◆ **TASK**
Would you retype each record exactly as given?
• • • • • • •
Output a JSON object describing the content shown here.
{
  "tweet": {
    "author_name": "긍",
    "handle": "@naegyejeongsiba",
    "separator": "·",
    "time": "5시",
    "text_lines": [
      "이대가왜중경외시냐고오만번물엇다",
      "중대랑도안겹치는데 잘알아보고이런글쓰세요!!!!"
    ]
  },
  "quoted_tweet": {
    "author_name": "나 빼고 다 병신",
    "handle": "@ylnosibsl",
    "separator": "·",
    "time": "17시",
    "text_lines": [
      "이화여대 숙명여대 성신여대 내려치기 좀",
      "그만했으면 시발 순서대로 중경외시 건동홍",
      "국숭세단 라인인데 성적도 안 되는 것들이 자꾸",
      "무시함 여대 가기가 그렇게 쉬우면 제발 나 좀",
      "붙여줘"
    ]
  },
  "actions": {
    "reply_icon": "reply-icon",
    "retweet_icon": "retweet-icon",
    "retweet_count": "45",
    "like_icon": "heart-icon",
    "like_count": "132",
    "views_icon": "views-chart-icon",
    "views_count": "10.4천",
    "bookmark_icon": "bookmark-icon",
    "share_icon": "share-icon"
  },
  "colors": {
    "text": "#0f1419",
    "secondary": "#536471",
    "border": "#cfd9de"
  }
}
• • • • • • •
◆ **ANSWER SPACE**
Output a JSON object describing the content shown here.
{
  "tweet": {
    "author_name": "긍",
    "handle": "@naegyejeongsiba",
    "separator": "·",
    "time": "5시",
    "text_lines": [
      "이대가왜중경외시냐고오만번물엇다",
      "중대랑도안겹치는데 잘알아보고이런글쓰세요!!!!"
    ]
  },
  "quoted_tweet": {
    "author_name": "나 빼고 다 병신",
    "handle": "@ylnosibsl",
    "separator": "·",
    "time": "17시",
    "text_lines": [
      "이화여대 숙명여대 성신여대 내려치기 좀",
      "그만했으면 시발 순서대로 중경외시 건동홍",
      "국숭세단 라인인데 성적도 안 되는 것들이 자꾸",
      "무시함 여대 가기가 그렇게 쉬우면 제발 나 좀",
      "붙여줘"
    ]
  },
  "actions": {
    "reply_icon": "reply-icon",
    "retweet_icon": "retweet-icon",
    "retweet_count": "45",
    "like_icon": "heart-icon",
    "like_count": "132",
    "views_icon": "views-chart-icon",
    "views_count": "10.4천",
    "bookmark_icon": "bookmark-icon",
    "share_icon": "share-icon"
  },
  "colors": {
    "text": "#0f1419",
    "secondary": "#536471",
    "border": "#cfd9de"
  }
}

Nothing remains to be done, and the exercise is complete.